▼▼▼

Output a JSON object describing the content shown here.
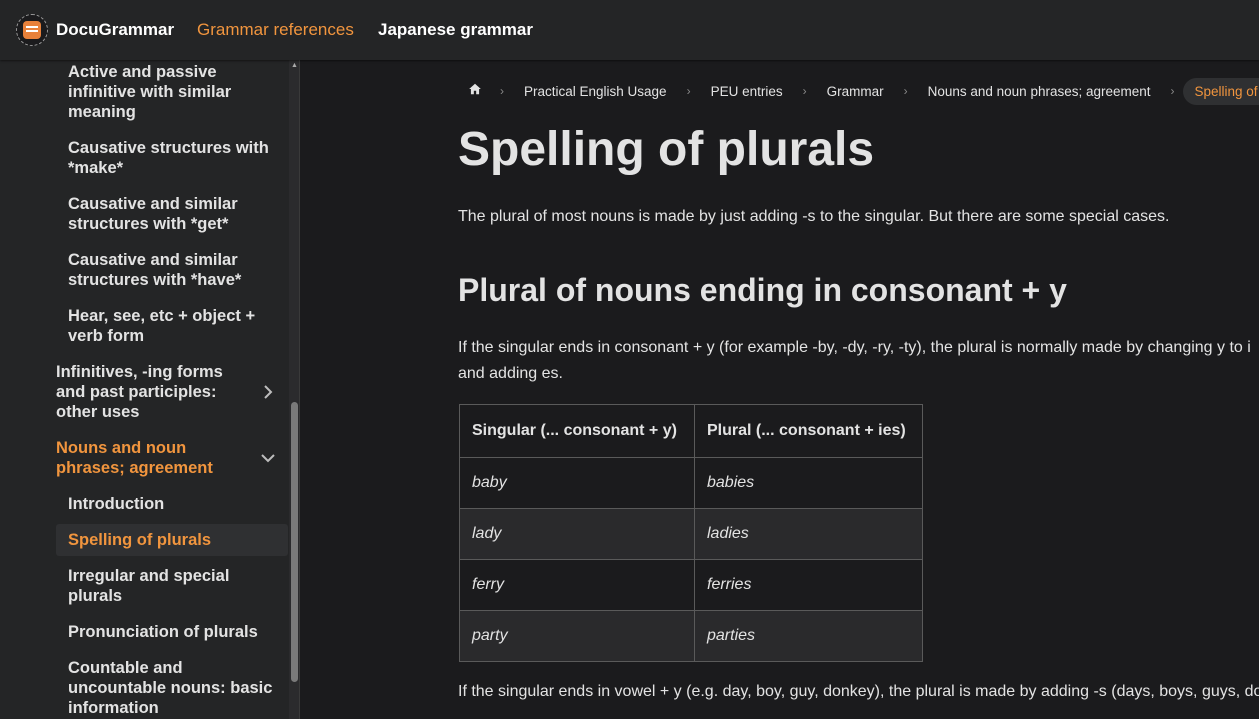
{
  "navbar": {
    "brand": "DocuGrammar",
    "links": [
      "Grammar references",
      "Japanese grammar"
    ]
  },
  "sidebar": {
    "items": [
      {
        "label": "Active and passive infinitive with similar meaning"
      },
      {
        "label": "Causative structures with *make*"
      },
      {
        "label": "Causative and similar structures with *get*"
      },
      {
        "label": "Causative and similar structures with *have*"
      },
      {
        "label": "Hear, see, etc + object + verb form"
      },
      {
        "label": "Infinitives, -ing forms and past participles: other uses"
      },
      {
        "label": "Nouns and noun phrases; agreement"
      },
      {
        "label": "Introduction"
      },
      {
        "label": "Spelling of plurals"
      },
      {
        "label": "Irregular and special plurals"
      },
      {
        "label": "Pronunciation of plurals"
      },
      {
        "label": "Countable and uncountable nouns: basic information"
      }
    ]
  },
  "breadcrumb": [
    "Practical English Usage",
    "PEU entries",
    "Grammar",
    "Nouns and noun phrases; agreement",
    "Spelling of plurals"
  ],
  "article": {
    "title": "Spelling of plurals",
    "intro": "The plural of most nouns is made by just adding -s to the singular. But there are some special cases.",
    "h2": "Plural of nouns ending in consonant + y",
    "p2": "If the singular ends in consonant + y (for example -by, -dy, -ry, -ty), the plural is normally made by changing y to i and adding es.",
    "table": {
      "headers": [
        "Singular (... consonant + y)",
        "Plural (... consonant + ies)"
      ],
      "rows": [
        [
          "baby",
          "babies"
        ],
        [
          "lady",
          "ladies"
        ],
        [
          "ferry",
          "ferries"
        ],
        [
          "party",
          "parties"
        ]
      ]
    },
    "p3": "If the singular ends in vowel + y (e.g. day, boy, guy, donkey), the plural is made by adding -s (days, boys, guys, donkeys)."
  },
  "colors": {
    "accent": "#f1953e",
    "background": "#1b1b1d",
    "panel": "#242526"
  },
  "icons": [
    "home-icon",
    "chevron-right-icon",
    "chevron-down-icon",
    "logo-icon"
  ]
}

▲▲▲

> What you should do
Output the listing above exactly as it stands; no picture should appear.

> Result of this exercise
Output a JSON object describing the content shown here.
{
  "navbar": {
    "brand": "DocuGrammar",
    "links": [
      "Grammar references",
      "Japanese grammar"
    ]
  },
  "sidebar": {
    "items": [
      {
        "label": "Active and passive infinitive with similar meaning"
      },
      {
        "label": "Causative structures with *make*"
      },
      {
        "label": "Causative and similar structures with *get*"
      },
      {
        "label": "Causative and similar structures with *have*"
      },
      {
        "label": "Hear, see, etc + object + verb form"
      },
      {
        "label": "Infinitives, -ing forms and past participles: other uses"
      },
      {
        "label": "Nouns and noun phrases; agreement"
      },
      {
        "label": "Introduction"
      },
      {
        "label": "Spelling of plurals"
      },
      {
        "label": "Irregular and special plurals"
      },
      {
        "label": "Pronunciation of plurals"
      },
      {
        "label": "Countable and uncountable nouns: basic information"
      }
    ]
  },
  "breadcrumb": [
    "Practical English Usage",
    "PEU entries",
    "Grammar",
    "Nouns and noun phrases; agreement",
    "Spelling of plurals"
  ],
  "article": {
    "title": "Spelling of plurals",
    "intro": "The plural of most nouns is made by just adding -s to the singular. But there are some special cases.",
    "h2": "Plural of nouns ending in consonant + y",
    "p2": "If the singular ends in consonant + y (for example -by, -dy, -ry, -ty), the plural is normally made by changing y to i and adding es.",
    "table": {
      "headers": [
        "Singular (... consonant + y)",
        "Plural (... consonant + ies)"
      ],
      "rows": [
        [
          "baby",
          "babies"
        ],
        [
          "lady",
          "ladies"
        ],
        [
          "ferry",
          "ferries"
        ],
        [
          "party",
          "parties"
        ]
      ]
    },
    "p3": "If the singular ends in vowel + y (e.g. day, boy, guy, donkey), the plural is made by adding -s (days, boys, guys, donkeys)."
  },
  "colors": {
    "accent": "#f1953e",
    "background": "#1b1b1d",
    "panel": "#242526"
  },
  "icons": [
    "home-icon",
    "chevron-right-icon",
    "chevron-down-icon",
    "logo-icon"
  ]
}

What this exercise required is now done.